You may not have heard how a giant Hong Kong bank narrowly avoided a massive bank run earlier this week by acting quickly and effectively to calm down those panicking about the markets. The reason you didn’t hear about it? Because it was successful. Now if only we could learn something from this…
We spoke with a reporter from a Hong Kong news outlet covering the crisis on Wall Street last week. Besides the odd fact that her business card was emblazoned with various unnecessary Beijing 2008 Olympic-logos and she was wearing a pair of black Converse sneakers, she seemed very informed and pleasant. But make no mistake about it, Hong Kong bankers and reporters have their shit together these days.
Back in the day (pre-British handover), Hong Kong’s financial system was a mess. Take for example the case of the ‘accidental’ bank run in 1991. One of the most serious bank runs in the history of that region occurred that year when some passers-by mistook a long line of passengers waiting for a local bus for a line of people waiting outside the Bank of Credit & Commerce International. Rumors quickly spread that the already embattled bank was going under and this was the start of a bank run, where all the bank’s customers quickly tried to remove their money.
Well, the rumor and mistake became reality when people quickly rushed to do just that, and the bank went into a serious ‘for-realsies’ bank run. Can you friggin’ believe that!? Some idiots thought a bus line was a bank run and it caused one of the most disastrous days in Hong Kong banking history.
But the banks of Hong Kong learned from these mistakes, and many other banking mishaps (both purposefully disappointing and unintentionally so).
The NY Times has more details on how exactly they escaped disaster yesterday, when a run on the Bank of East Asia, Hong Kong’s biggest and best-known bank, began:
People involved in the effort said a series of measures were taken within a few hours to protect the bank, each aimed at addressing different potential problems. Banking authorities not only gave full-throated defenses of the bank but also made preemptive cash infusions into money markets, before a crisis of confidence could grip credit markets.
By late Thursday morning, there were no lines at the bank’s stately headquarters in the heart of Hong Kong’s financial district.
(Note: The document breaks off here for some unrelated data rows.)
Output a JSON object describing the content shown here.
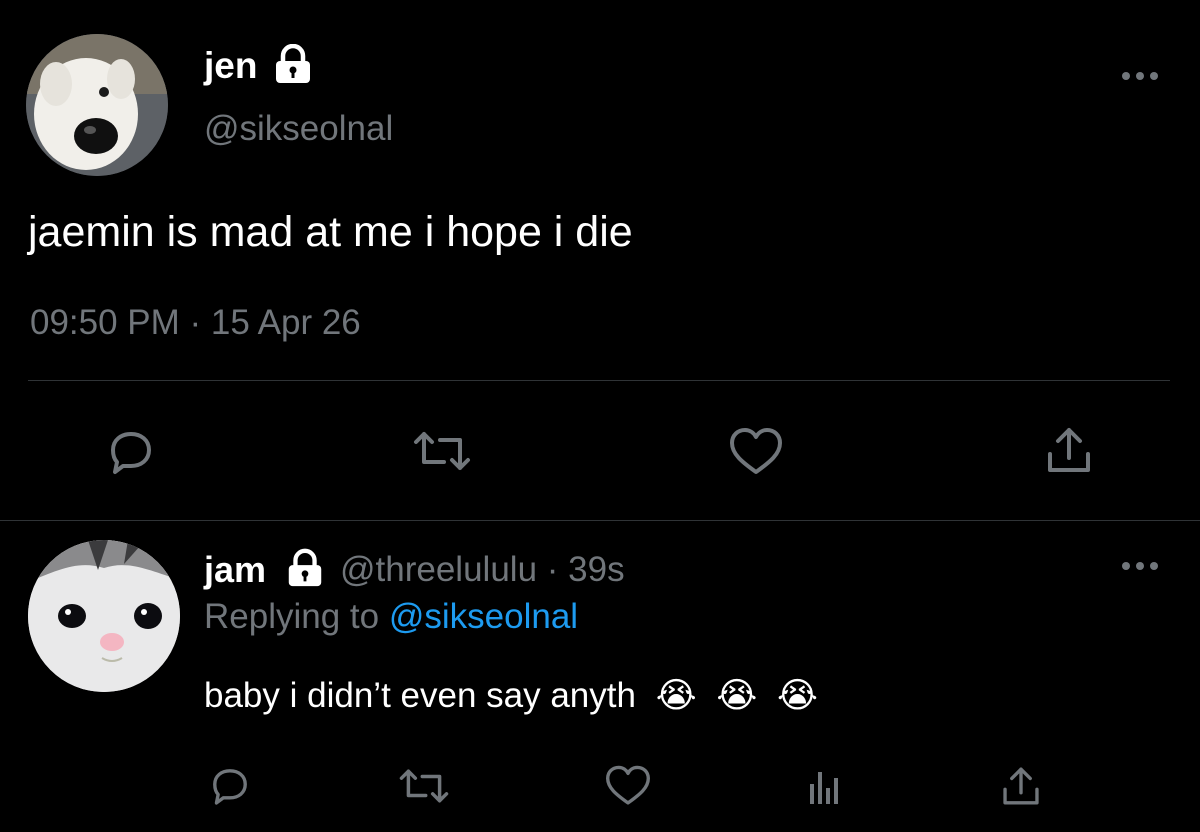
{
  "main_tweet": {
    "display_name": "jen",
    "handle": "@sikseolnal",
    "text": "jaemin is mad at me i hope i die",
    "timestamp": "09:50 PM · 15 Apr 26",
    "avatar_icon": "samoyed-dog-avatar",
    "locked": true
  },
  "reply": {
    "display_name": "jam",
    "handle": "@threelululu",
    "separator": "·",
    "time_ago": "39s",
    "replying_prefix": "Replying to",
    "replying_to": "@sikseolnal",
    "text": "baby i didn’t even say anyth",
    "emojis": [
      "😭",
      "😭",
      "😭"
    ],
    "avatar_icon": "kitten-avatar",
    "locked": true
  },
  "colors": {
    "background": "#000000",
    "text": "#e7e9ea",
    "muted": "#71767b",
    "link": "#1d9bf0",
    "divider": "#2f3336"
  }
}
And two black-and-gold armored trucks were conspicuously parked across the street with their engines running, a reminder that more cash would be available if anyone else wanted to withdraw money.
Soon after lines formed outside the bank on Wednesday, the chief executive of the Hong Kong Monetary Authority, Joseph Yam, and the financial secretary of Hong Kong, John Tsang, issued statements saying that the city stood behind the institution.
Mr. Yam took the unusual step — for the head of what is essentially a central bank — of going on television immediately to discuss the finances of the Bank of East Asia in clear but detailed terms, including how the bank’s capital adequacy and liquidity ratios compared with local and international standards. Mr. Yam writes a weekly column posted on the monetary authority’s Web site and periodically appears on television, so he is a readily recognized figure.
The Hong Kong Monetary Authority preempted a possible problem by immediately injecting 3.88 billion Hong Kong dollars, or $500 million, into money markets.
By late morning on Thursday, interbank lending rates had retreated, and the only crowd outside the Bank of East Asia’s headquarters consisted of reporters and press photographers with no one to interview.
Ya see that? They stepped up, put some cash on the table and came out with a swift and clear response to the rumors. And don’t you just love when people do things ‘full-throatedly’? I know I do.
That’s what you call transparent oversight and clear due diligence. None of this pussy-footing around and being duplicitous about earnings, misguided credit rating agencies, and quarterly results. When they screwed up (whether it’s just a rumor or not), they acknowledged it and were able to back it with some liquidity.
Then again we’re thousands of times larger than Hong Kong and our financial system is a whole lot more complex. But the ideas are there, right?
NYT: Quick Action Stops Run On Hong Kong Bank Giant, September 25, 2008